So men are slowly no longer treating workplaces like an old boys club. Yet we are far from achieving true equity. And in some sense, I would think equity is not just about equal representation of women. It is about women being women and not having to completely change themselves to fit into a professional life. It is about not having to pretend that you were ok with that client’s offsite in Thailand involving massage parlours lest you be seen as a ‘non-team player’. Which is where a lot of Diversity and Inclusion initiatives lack. They focus on the number but very few places focus on the culture shift that is required. Of course, numbers themselves would enable a lot of the cultural shift as I have experienced.

There are some initiatives that do help cultural shifts. Firstly consciously hiring more women in the male bastions. For instance, in banks treasury jobs are seen more often than not as traditionally male roles and at some level it is assumed very few women can do the job. Perpetuating the culture that it is ok to act like teenager with a raging hormone in a dealing room. Breaking male bastions would go a longer way than hiring more women in your back office processing.

Secondly, give women more leadership roles. No, I am not saying hire a woman CEO. All things being equal, employees who have had more leadership roles usually have a career path right up to the senior management. Most male bosses bring the typical society attitude to jobs – whether it be of ‘protecting’ women from taking tougher roles or simply assuming that a guy can do certain jobs better. Sadly it is these roles that ensure one has got the ability to finally get to the top. If I had a chance to grab even the smallest of these roles, I would go all out and do it.
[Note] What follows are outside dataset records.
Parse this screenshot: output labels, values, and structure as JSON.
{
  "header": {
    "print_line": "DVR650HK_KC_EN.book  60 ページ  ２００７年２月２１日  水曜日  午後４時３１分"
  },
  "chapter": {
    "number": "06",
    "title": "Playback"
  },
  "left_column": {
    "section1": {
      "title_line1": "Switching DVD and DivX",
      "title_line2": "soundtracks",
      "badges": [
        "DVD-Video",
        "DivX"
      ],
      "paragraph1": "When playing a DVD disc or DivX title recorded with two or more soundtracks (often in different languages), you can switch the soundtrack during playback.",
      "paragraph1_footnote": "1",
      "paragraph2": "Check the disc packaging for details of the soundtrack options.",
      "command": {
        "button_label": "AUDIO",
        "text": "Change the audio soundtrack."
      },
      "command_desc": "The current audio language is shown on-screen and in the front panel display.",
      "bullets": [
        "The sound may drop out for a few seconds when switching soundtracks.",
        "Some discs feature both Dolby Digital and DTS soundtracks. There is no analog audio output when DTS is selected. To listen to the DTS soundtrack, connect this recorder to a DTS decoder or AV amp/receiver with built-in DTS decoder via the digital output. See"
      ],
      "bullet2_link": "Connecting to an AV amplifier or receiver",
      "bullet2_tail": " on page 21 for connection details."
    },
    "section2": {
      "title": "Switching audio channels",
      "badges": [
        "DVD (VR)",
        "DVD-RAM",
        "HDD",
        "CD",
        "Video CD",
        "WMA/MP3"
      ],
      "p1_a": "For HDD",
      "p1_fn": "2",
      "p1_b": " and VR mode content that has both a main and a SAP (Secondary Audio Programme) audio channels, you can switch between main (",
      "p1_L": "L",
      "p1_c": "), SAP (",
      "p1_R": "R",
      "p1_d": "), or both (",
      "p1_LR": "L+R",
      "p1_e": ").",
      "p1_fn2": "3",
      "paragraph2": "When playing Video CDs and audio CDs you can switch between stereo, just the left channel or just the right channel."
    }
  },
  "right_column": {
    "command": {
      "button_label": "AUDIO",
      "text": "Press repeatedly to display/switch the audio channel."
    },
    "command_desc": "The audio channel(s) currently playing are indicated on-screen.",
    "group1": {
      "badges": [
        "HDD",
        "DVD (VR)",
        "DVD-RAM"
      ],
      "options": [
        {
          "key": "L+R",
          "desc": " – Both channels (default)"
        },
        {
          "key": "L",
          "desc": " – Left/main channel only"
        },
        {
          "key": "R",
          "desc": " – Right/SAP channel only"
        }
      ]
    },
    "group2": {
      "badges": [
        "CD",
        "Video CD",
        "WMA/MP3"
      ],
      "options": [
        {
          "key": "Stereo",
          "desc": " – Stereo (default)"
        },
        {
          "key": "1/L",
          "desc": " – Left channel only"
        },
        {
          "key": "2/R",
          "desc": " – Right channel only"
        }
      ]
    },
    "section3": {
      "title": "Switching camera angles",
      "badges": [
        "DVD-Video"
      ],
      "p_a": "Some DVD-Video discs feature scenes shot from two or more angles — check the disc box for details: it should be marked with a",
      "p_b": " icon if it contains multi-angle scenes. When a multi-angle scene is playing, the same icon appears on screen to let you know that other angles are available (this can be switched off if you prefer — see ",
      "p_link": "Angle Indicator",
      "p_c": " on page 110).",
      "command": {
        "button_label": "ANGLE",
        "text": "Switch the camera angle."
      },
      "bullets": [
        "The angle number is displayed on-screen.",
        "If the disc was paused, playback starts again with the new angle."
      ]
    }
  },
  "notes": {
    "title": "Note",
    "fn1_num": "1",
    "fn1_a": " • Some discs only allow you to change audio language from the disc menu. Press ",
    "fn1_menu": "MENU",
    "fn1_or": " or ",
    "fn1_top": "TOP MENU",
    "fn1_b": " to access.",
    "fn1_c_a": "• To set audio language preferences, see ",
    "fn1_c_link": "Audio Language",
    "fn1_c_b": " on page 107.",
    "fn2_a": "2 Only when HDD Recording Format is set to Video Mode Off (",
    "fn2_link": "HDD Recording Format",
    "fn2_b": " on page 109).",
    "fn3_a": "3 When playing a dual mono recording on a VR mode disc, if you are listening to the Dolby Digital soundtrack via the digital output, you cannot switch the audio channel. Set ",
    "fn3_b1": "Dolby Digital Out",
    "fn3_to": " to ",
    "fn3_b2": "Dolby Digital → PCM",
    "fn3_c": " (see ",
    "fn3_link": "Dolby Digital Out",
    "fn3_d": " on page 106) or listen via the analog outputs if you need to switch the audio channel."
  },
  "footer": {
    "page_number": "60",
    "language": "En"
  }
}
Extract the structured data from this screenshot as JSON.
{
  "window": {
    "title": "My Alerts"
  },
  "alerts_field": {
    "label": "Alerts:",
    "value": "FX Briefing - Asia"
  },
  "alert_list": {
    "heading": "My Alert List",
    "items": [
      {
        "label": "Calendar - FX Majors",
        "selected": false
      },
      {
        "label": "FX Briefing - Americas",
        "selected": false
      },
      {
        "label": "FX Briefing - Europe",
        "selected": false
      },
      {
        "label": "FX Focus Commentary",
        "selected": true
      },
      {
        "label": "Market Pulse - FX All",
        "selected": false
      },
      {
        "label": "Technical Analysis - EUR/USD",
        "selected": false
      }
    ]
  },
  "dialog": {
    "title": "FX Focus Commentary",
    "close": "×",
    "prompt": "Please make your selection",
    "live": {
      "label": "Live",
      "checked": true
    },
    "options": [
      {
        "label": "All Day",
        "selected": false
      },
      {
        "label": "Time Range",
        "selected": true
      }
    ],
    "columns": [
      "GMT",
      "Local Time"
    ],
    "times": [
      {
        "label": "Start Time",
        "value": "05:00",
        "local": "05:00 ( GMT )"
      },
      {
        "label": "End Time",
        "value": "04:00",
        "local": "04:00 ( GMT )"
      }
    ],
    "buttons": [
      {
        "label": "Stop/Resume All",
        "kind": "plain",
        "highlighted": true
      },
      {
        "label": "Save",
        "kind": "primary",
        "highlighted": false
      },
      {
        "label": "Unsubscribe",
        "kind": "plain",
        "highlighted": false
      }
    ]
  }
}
Thirdly, encourage your men to be more actively involved in their personal lives. The corporate world can’t single-handedly change society’s attitude to child rearing and the like. But providing day care and encouraging even the men to use it actively, making it easy for men to move cities because their wives got a transfer, giving paternity leave will certainly help.

Finally, senior management consciously taking the effort to get the sexist attitudes out. Right from assuming your female employee will not be interested in an overseas internship to cracking those terrible jokes. No culture forms because the guy who does the photocopying thinks like a mcp. It is bosses who set the standards on what is acceptable speech or thinking aloud. Louder raps on the knuckle need to be given to them for even a hint of inappropriate behaviour.

Perhaps someday women can actually cry in front of a male boss when they get an unfair performance review. Oh relax; I am not suggesting the water pots burst. Everyone knows, when upset, men get angry and women cry. So can women be themselves?
Update: This post got featured in the 49th carnival of feminists. The carnival had some fabulous posts well worth reading


Aqua said...

You have been tagged!

come on over! :)

apu said...

excellent piece. true. inclusiveness is not just about numbers, and in that regard, while we've progressed, we still have a long way to go.

bendinggender said...

this piece hit the spot. can identify with much that you say.

Anita said...

aqua - ah. will do it soon.

apu and bendinggender - thanks!

Rohini said...

Nicely done...

What gets my goat is that the diversity initiatives are often lip service and focus more on hiring women than retaining them.

You do know that Megha (Tamil Punkster) linked you up right?

Anita said...

rohini - thanks. yup. saw the link. plus read some of the other stuff and was most impressed by the balanced viewpoints.

Bharati said...

great article.......i have never related so much to any other article on working woman till date...

gr8 goin.......

Anonymous said...

very nicely articulated!! keep up the good work:)

Anita said...

bharti, annoymous - thanks!